**Problem:** Copy out each line of the data that holds the word "Class".

======== Provided material ========

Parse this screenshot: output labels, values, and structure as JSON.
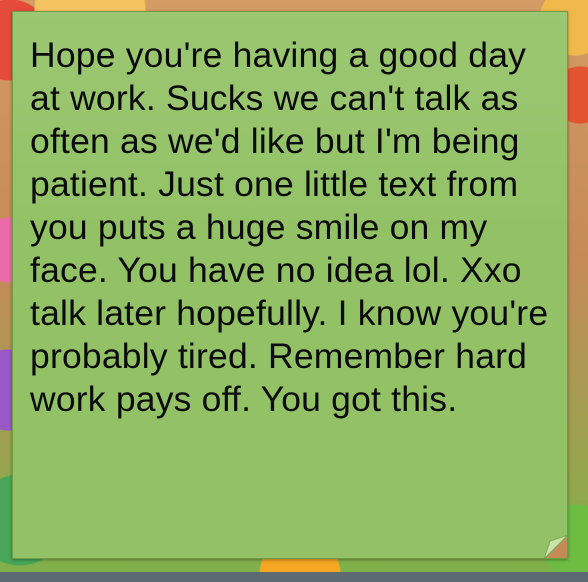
{
  "message": {
    "text": "Hope you're having a good day at work. Sucks we can't talk as often as we'd like but I'm being patient. Just one little text from you puts a huge smile on my face. You have no idea lol. Xxo talk later hopefully. I know you're probably tired. Remember hard work pays off. You got this."
  },
  "colors": {
    "bubble": "#93c266",
    "text": "#0b0b0b"
  }
}
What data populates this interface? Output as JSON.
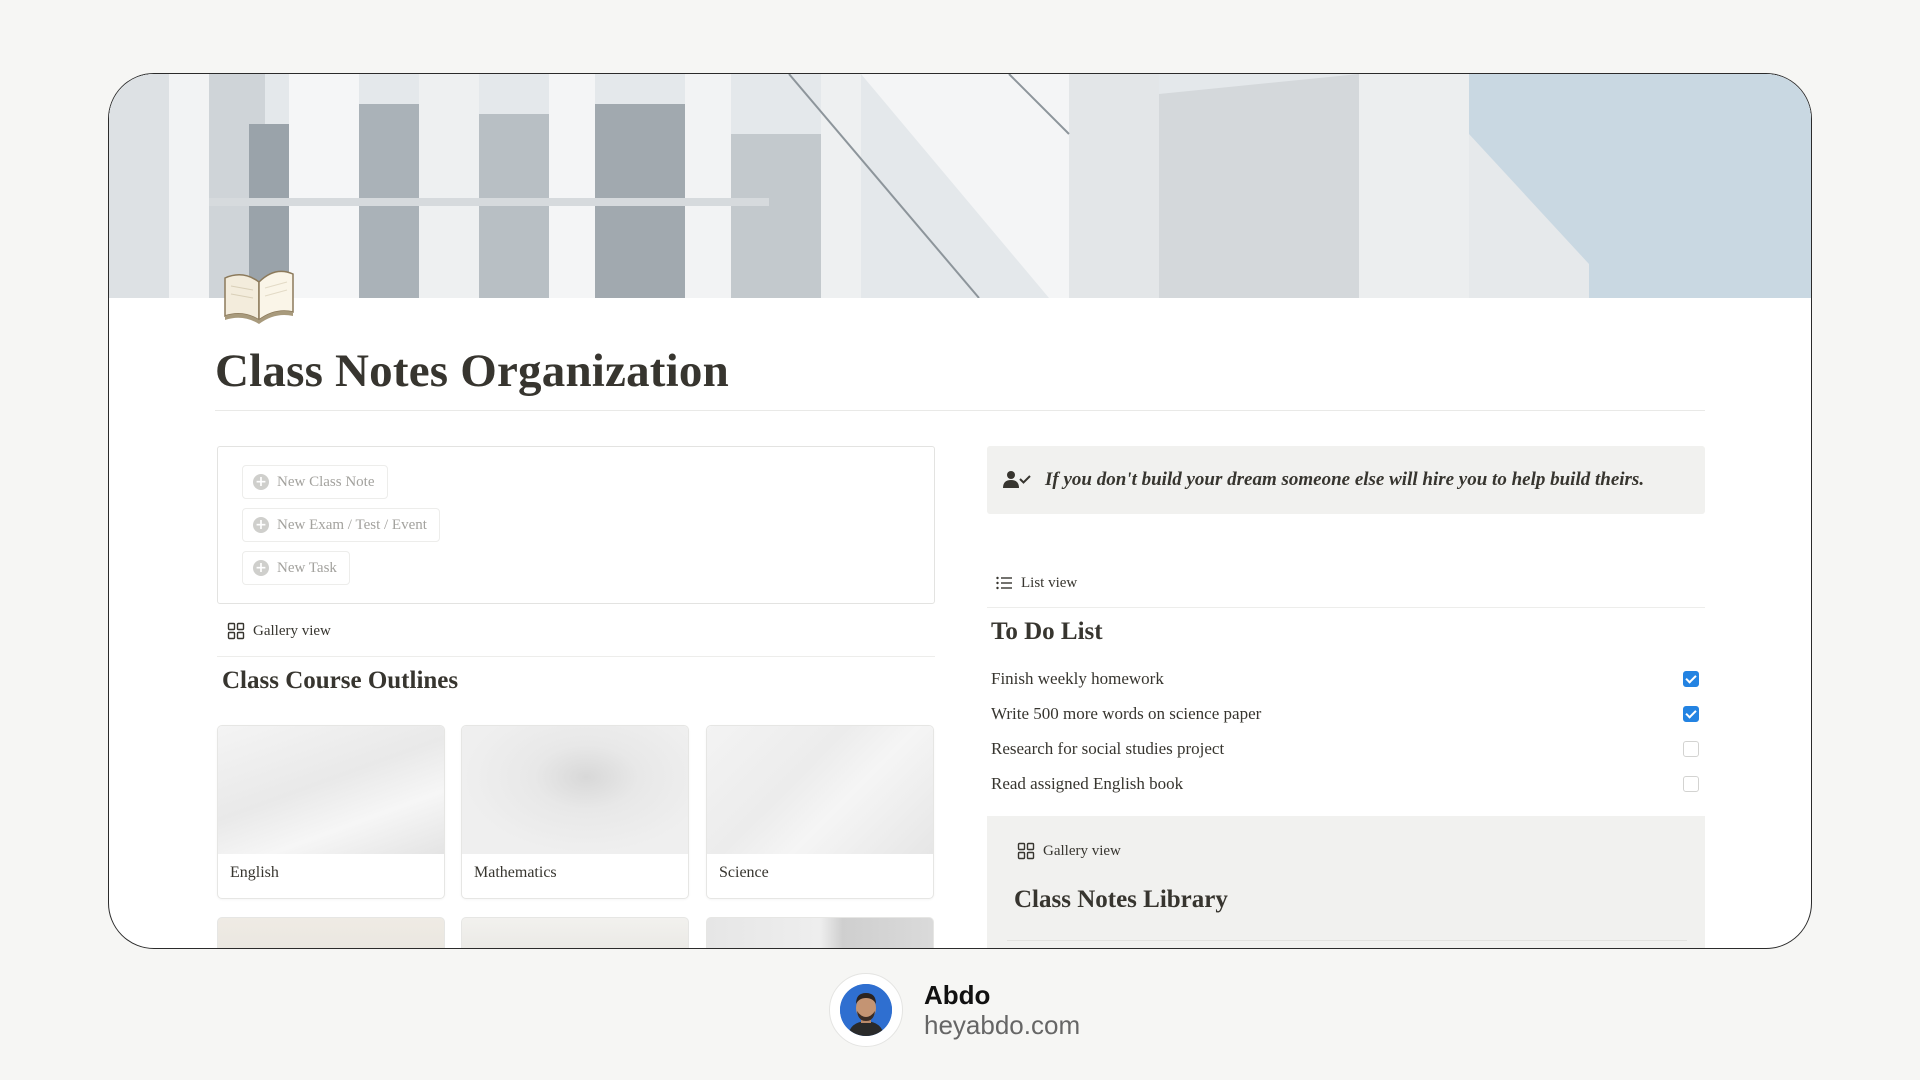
{
  "page": {
    "title": "Class Notes Organization",
    "icon": "open-book-icon"
  },
  "buttons": [
    {
      "label": "New Class Note",
      "icon": "plus-circle-icon"
    },
    {
      "label": "New Exam / Test / Event",
      "icon": "plus-circle-icon"
    },
    {
      "label": "New Task",
      "icon": "plus-circle-icon"
    }
  ],
  "course_outlines": {
    "view_label": "Gallery view",
    "view_icon": "gallery-icon",
    "heading": "Class Course Outlines",
    "cards": [
      {
        "name": "English"
      },
      {
        "name": "Mathematics"
      },
      {
        "name": "Science"
      }
    ]
  },
  "callout": {
    "icon": "person-check-icon",
    "quote": "If you don't build your dream someone else will hire you to help build theirs."
  },
  "todo": {
    "view_label": "List view",
    "view_icon": "list-icon",
    "heading": "To Do List",
    "items": [
      {
        "text": "Finish weekly homework",
        "checked": true
      },
      {
        "text": "Write 500 more words on science paper",
        "checked": true
      },
      {
        "text": "Research for social studies project",
        "checked": false
      },
      {
        "text": "Read assigned English book",
        "checked": false
      }
    ]
  },
  "library": {
    "view_label": "Gallery view",
    "view_icon": "gallery-icon",
    "heading": "Class Notes Library"
  },
  "author": {
    "name": "Abdo",
    "site": "heyabdo.com"
  },
  "colors": {
    "accent_checkbox": "#2383e2",
    "callout_bg": "#f1f1ef",
    "text": "#37352f"
  }
}
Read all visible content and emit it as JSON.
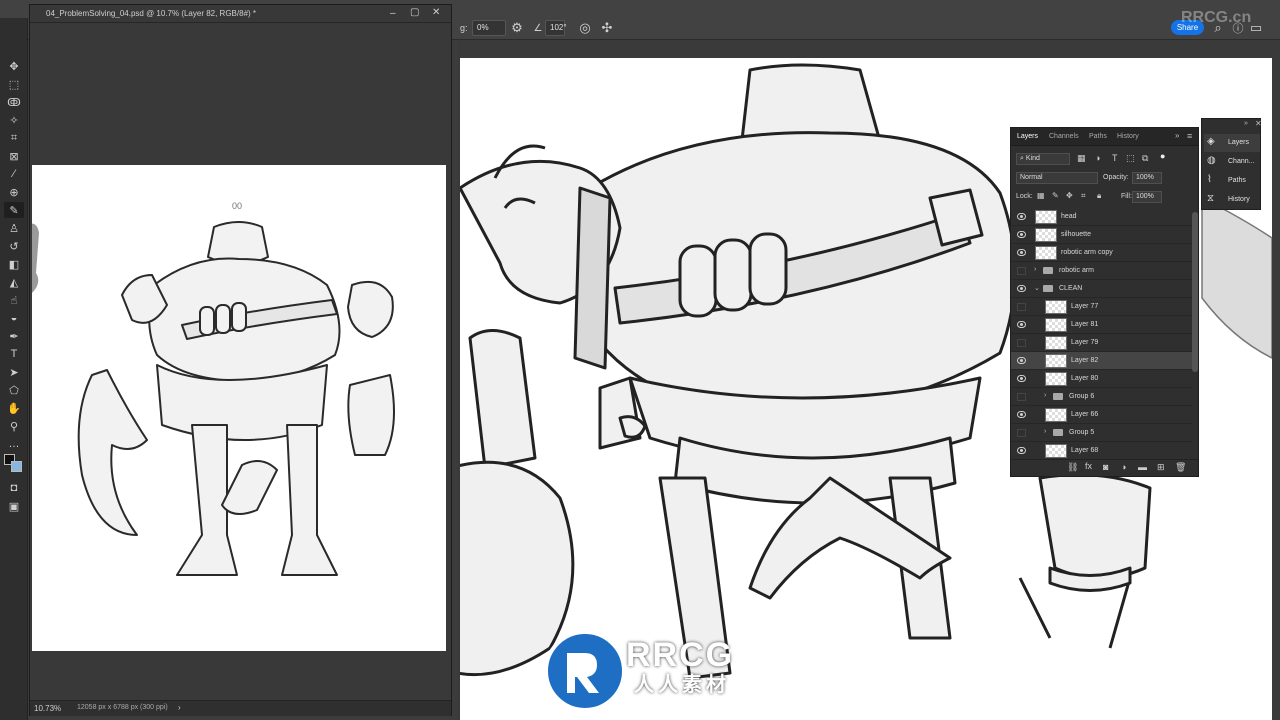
{
  "options_bar": {
    "smoothing_label": "g:",
    "smoothing_value": "0%",
    "angle_value": "102°",
    "share_label": "Share"
  },
  "document": {
    "title": "04_ProblemSolving_04.psd @ 10.7% (Layer 82, RGB/8#) *",
    "zoom": "10.73%",
    "dimensions": "12058 px x 6788 px (300 ppi)"
  },
  "layers_panel": {
    "tabs": [
      "Layers",
      "Channels",
      "Paths",
      "History"
    ],
    "filter_kind": "Kind",
    "blend_mode": "Normal",
    "opacity_label": "Opacity:",
    "opacity_value": "100%",
    "lock_label": "Lock:",
    "fill_label": "Fill:",
    "fill_value": "100%",
    "layers": [
      {
        "name": "head",
        "visible": true,
        "type": "layer",
        "indent": 0
      },
      {
        "name": "silhouette",
        "visible": true,
        "type": "layer",
        "indent": 0
      },
      {
        "name": "robotic arm copy",
        "visible": true,
        "type": "layer",
        "indent": 0
      },
      {
        "name": "robotic arm",
        "visible": false,
        "type": "group",
        "indent": 0
      },
      {
        "name": "CLEAN",
        "visible": true,
        "type": "group-open",
        "indent": 0
      },
      {
        "name": "Layer 77",
        "visible": false,
        "type": "layer",
        "indent": 1
      },
      {
        "name": "Layer 81",
        "visible": true,
        "type": "layer",
        "indent": 1
      },
      {
        "name": "Layer 79",
        "visible": false,
        "type": "layer",
        "indent": 1
      },
      {
        "name": "Layer 82",
        "visible": true,
        "type": "layer",
        "indent": 1,
        "selected": true
      },
      {
        "name": "Layer 80",
        "visible": true,
        "type": "layer",
        "indent": 1
      },
      {
        "name": "Group 6",
        "visible": false,
        "type": "group",
        "indent": 1
      },
      {
        "name": "Layer 66",
        "visible": true,
        "type": "layer",
        "indent": 1
      },
      {
        "name": "Group 5",
        "visible": false,
        "type": "group",
        "indent": 1
      },
      {
        "name": "Layer 68",
        "visible": true,
        "type": "layer",
        "indent": 1
      }
    ]
  },
  "mini_panel": {
    "items": [
      "Layers",
      "Chann...",
      "Paths",
      "History"
    ]
  },
  "watermark": {
    "corner": "RRCG.cn",
    "logo": "RRCG",
    "logo_sub": "人人素材"
  },
  "colors": {
    "accent": "#1473e6",
    "panel_bg": "#2f2f2f",
    "app_bg": "#3c3c3c"
  }
}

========

**Response area:**
    "title": "Class Notes Organization",
      "label": "New Class Note",
    "heading": "Class Course Outlines",
    "heading": "Class Notes Library"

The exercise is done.